The hypermobility form of the genetic disorder can affect the joint of the foot and dislocate it.
Abnormal organization of blood vessels present as a birth defect can upset the development of the lower extremities in some infants.
Incomplete formation of the fetal spinal cord can erode the function of the nerves and give rise to a number of orthopedic abnormalities, including club foot.
Talipes equinovarus Diagnosis
Physicians normally look for signs of TEV after the birth of a baby. Further confirmation can be done with an X-ray. Anteroposterior and lateral standing X-rays are normally recommended to know the position of the bones as well as determine any abnormality. Health specialists may often use a grading system called Pirani score to evaluate the severity of the foot deformity.

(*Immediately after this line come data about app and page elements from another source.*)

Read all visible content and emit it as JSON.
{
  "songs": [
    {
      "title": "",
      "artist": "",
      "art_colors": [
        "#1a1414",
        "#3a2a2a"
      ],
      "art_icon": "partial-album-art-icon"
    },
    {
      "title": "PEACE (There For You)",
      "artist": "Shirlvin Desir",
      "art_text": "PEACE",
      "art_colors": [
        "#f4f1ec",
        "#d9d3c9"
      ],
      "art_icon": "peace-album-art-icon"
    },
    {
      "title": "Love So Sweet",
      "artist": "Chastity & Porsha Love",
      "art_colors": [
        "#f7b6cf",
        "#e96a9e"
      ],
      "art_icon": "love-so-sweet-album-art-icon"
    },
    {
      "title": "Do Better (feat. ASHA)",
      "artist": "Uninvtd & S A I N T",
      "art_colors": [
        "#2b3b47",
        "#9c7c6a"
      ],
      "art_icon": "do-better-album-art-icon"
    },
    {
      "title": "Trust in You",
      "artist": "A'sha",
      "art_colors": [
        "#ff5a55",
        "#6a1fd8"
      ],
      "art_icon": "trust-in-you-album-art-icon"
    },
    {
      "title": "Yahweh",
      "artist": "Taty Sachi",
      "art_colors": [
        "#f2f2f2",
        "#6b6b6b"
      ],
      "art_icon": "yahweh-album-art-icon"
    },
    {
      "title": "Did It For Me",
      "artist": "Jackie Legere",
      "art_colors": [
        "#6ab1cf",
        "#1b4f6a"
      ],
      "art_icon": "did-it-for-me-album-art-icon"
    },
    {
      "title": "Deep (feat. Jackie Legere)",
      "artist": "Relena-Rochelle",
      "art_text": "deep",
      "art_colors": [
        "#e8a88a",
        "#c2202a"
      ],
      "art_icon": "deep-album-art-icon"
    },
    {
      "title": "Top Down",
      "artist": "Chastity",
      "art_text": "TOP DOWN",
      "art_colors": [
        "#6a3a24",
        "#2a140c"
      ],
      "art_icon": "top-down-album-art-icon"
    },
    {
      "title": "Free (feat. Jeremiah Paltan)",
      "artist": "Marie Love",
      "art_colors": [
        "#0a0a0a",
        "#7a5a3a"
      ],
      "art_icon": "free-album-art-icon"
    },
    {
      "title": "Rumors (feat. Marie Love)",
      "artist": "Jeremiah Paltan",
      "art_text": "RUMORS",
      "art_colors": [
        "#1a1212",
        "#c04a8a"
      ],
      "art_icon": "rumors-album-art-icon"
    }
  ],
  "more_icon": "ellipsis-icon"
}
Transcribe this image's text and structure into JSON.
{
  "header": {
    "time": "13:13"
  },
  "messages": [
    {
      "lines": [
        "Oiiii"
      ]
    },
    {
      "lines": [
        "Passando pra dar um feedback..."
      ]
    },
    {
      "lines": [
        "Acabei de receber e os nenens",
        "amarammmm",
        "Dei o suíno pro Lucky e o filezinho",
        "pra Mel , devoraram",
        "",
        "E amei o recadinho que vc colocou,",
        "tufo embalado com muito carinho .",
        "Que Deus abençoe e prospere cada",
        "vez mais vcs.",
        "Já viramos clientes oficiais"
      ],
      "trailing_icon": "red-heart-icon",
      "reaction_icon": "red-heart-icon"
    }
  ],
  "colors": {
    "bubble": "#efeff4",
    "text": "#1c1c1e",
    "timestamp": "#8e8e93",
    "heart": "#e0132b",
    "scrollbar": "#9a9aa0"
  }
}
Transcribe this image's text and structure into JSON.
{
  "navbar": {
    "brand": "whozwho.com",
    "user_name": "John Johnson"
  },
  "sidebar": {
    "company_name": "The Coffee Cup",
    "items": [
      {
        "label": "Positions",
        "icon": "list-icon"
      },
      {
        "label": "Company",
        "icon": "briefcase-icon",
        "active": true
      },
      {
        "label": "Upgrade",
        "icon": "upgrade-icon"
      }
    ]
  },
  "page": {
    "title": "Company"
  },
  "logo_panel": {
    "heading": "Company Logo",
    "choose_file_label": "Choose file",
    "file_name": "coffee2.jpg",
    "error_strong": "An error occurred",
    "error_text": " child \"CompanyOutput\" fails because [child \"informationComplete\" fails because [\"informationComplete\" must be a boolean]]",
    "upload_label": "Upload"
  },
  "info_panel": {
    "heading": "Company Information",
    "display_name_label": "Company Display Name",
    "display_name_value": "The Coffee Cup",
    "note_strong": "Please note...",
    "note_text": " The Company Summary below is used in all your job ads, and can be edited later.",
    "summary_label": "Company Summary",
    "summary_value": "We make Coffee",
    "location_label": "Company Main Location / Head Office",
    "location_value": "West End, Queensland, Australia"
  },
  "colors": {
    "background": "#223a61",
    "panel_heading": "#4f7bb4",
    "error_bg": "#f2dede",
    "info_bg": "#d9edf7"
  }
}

The advanced features of ultrasound scanning during pregnancy enable prenatal diagnosis of clubfoot.
Talipes equinovarus Treatment
The degree of anomaly, associated conditions and secondary muscular changes are the principal factors that must be considered before initiating the treatment of TEV. Healthcare providers usually aim for less use of an invasive procedure in order to avoid complications.
Ponseti method is a conservative technique used to correct congenital clubfoot without the need of a surgery. In this procedure, an experienced specialist manipulates the patient’s foot into a position in which the deformity is corrected as much as possible. The technique is painless and does not cause any additional discomfort. Once the affected foot is held in the proper position, a plaster cast is used to immobilize it. The traditional cast needs to be changed every 1-3 weeks until the child’s foot moves to a normal position. Foot position drastically improves with the help of repeated manipulation and plaster casting. Achilles tenotomy, a minor surgery, would be necessary as a part of Ponseti regime to release the tight Achilles tendon at the back of the foot. The tendon is stretched and the heel gradually drops down. Orthoses or corrective shoes can be used in case a patient has difficulty walking, and also to prevent TEV from recurring. Another method that can be utilized to normalize the foot deformity is Botox treatment. The chemical is injected into the patient’s calf muscle to help loosen the tight Achilles tendon. Within a span of 4-6 weeks, the foot regains its usual position. However, a Botox injection has only a temporary effect.
The conventional form of treatment usually fails to correct the twisted hind foot. The tendons, ligaments and joints in the foot require surgical correction. Complete soft tissue release is normally performed between 6 and 12 months. The anterior tibialis tendon located on the front of the ankle gets inflamed in clubfoot. Centralization of this tendon can readily repair the deformed foot. The other operative methods that would be required later in childhood are:
- Fusion of the midtarsal and subtalar joints
- Wedge excision of the calcaneocuboid bone
- Calcaneal osteotomy
Talipes equinovarus Prognosis
Approximately 50-60% of neonates with clubfoot show remarkable improvement. However, a small percentage of children may have to opt for a major surgery, which is generally successful. Modern techniques of casting have high success rates even in older children.
Famous people with Talipes equinovarus
The names of some well-renowned people who had been born with this congenital disorder are given below:
Picture 2 – Talipes equinovarus Image
- Thaddeus Stevens
- Damon Wayans
- Gary Burghoff
- Steven Gerrard
- Miguel Riffo
- Matt Lloyd
- Ben Greenberg
- Jennifer Lynch
- George Gordon
Each case of Talipes equinovarus is different and should be dealt with carefully. In the absence of treatment, serious functional and developmental problems can arise in a pediatric patient. To ensure that your child resumes a normal life, immediately get in touch with a doctor for prompt correction of the twisted foot.